The volunteers are being led by Andy Booth of Conservation Services which provides volunteers for environmental services projects throughout Ireland. Speaking to The Mayo News he admitted that trying to eradicate the Gunnera from Achill is a daunting task.
“I had a drive around the island and have seen acres of fields full of Gunnera and it is a daunting task but we are motivated. It is a problem and we will do what we can in two weeks. Now is the best time to kill the plant because in the winter time it shrivels up but at this time of the year it can grow to seven feet. The project was very successful on Clare Island last year and we hope to have the same success this year,” he said.

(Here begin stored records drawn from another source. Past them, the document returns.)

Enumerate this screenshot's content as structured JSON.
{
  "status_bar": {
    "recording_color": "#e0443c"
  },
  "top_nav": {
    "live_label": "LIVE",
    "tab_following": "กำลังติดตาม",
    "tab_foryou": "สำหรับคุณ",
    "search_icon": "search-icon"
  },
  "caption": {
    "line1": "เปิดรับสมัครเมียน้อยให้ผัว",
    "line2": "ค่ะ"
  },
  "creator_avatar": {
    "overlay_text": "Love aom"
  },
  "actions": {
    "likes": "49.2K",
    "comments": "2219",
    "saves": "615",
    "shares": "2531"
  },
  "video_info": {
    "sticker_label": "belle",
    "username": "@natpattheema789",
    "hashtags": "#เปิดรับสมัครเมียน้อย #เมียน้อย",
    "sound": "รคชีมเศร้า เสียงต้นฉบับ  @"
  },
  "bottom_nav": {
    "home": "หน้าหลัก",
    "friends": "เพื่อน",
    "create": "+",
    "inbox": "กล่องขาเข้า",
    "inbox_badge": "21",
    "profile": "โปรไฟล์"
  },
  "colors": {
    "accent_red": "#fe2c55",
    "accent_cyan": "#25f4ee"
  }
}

Gunnera is a native of South America but the climate along the west of Ireland makes it an ideal breeding ground and in the last number of years it has become a major problem on the island. The Gunnera has over 250,000 seeds and the movement and the spreading of the plant is largely blamed on the seed being spread by human activity. The plant can grow to seven feet tall and shades out native vegetation, blocks drains and waterways and renders large tracts of land unusable.
The volunteers who come from Spain, Germany, Austria and Ireland will tackle the plant by cutting off both the seed heads, before the seeds ripen, and leaves at the base and applying herbicide directly onto the cut stumps and injecting it into the rhizome. The method of killing the plant in an environmentally-friendly method was developed through research carried out over the last number of years by Mayo County Council, the Heritage Council and the Botany Department in UCD.
Andy explained that because of insurance difficulties they will only tackle the Gunnera along the public road and will not come onto private property, and hope to complete a half an acre a day.
John Sweeney of the Achill Gateway Committee who applied for the funding to carry out the project said he hoped the local community will get involved and learn how to kill the Gunnera. Cllr Michaeál McNamara said that Gunnera was a big problem and also called on local people to get involved and clear as much Gunnera as they can.
If you want to get involved in the project you can contact Andy at 087 7780233 for further details.